YOUR GOAL> Would you copy every line of the listing below that includes the word "suffix"?
+===+
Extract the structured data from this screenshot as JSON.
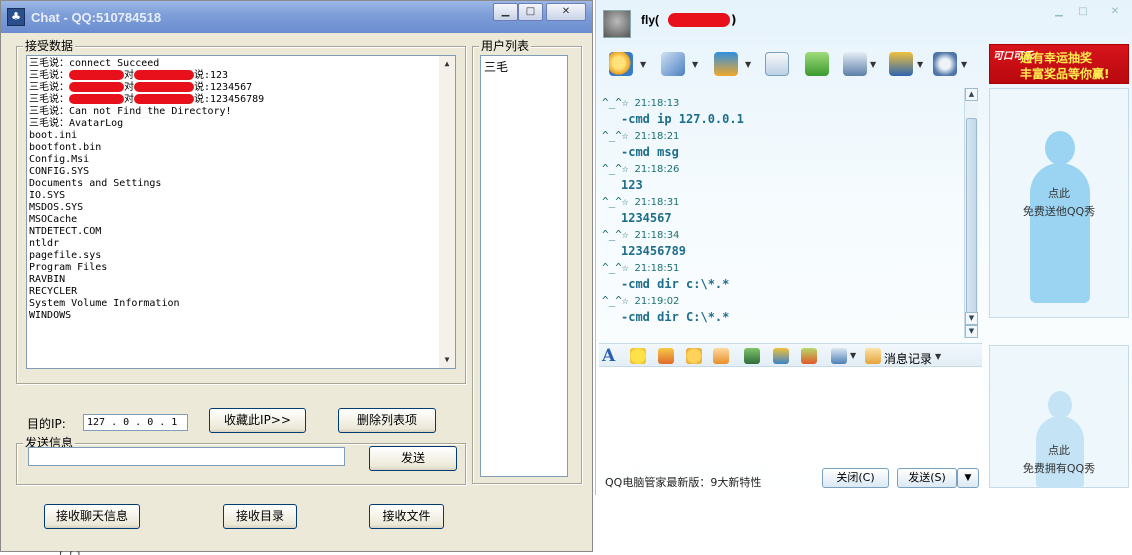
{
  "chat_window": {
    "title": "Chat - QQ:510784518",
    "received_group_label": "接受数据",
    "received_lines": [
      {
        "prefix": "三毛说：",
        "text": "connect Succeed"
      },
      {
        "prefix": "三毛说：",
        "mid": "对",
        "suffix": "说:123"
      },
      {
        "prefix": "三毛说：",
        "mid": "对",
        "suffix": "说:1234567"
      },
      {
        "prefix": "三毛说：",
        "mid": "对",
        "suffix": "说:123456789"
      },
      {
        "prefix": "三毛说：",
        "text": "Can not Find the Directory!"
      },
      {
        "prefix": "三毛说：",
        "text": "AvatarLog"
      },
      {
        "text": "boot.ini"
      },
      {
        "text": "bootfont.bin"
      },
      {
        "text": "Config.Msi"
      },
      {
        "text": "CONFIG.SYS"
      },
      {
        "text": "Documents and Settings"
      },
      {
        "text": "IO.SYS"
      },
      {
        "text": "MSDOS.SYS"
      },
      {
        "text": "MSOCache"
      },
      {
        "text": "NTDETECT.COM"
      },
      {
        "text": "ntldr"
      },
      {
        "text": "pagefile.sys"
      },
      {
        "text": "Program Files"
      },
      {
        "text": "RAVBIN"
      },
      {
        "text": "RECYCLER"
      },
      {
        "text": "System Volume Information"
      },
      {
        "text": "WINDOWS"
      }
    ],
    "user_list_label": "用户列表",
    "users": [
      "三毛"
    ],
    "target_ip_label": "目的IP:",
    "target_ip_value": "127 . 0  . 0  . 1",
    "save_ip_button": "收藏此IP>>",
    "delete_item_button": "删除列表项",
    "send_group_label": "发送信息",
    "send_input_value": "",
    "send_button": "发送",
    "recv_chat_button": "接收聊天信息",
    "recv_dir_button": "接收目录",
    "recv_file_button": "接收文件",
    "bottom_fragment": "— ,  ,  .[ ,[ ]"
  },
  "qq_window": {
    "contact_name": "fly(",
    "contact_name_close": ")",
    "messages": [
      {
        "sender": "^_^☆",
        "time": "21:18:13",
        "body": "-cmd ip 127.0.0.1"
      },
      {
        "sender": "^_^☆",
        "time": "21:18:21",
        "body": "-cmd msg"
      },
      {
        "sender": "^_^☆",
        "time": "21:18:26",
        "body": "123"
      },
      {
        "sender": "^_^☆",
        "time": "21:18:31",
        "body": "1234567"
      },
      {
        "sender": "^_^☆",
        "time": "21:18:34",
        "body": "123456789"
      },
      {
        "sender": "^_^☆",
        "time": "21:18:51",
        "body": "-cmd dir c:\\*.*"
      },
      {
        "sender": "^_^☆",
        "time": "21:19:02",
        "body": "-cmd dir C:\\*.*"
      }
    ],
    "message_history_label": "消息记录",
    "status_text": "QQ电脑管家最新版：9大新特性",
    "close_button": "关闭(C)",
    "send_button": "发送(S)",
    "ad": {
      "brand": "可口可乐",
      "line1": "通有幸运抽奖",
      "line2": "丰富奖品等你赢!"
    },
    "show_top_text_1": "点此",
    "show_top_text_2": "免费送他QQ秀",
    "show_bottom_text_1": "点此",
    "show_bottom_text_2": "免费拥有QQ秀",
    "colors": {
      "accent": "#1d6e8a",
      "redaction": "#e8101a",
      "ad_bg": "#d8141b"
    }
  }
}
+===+
SOLUTION BELOW>
        "suffix": "说:123"
        "suffix": "说:1234567"
        "suffix": "说:123456789"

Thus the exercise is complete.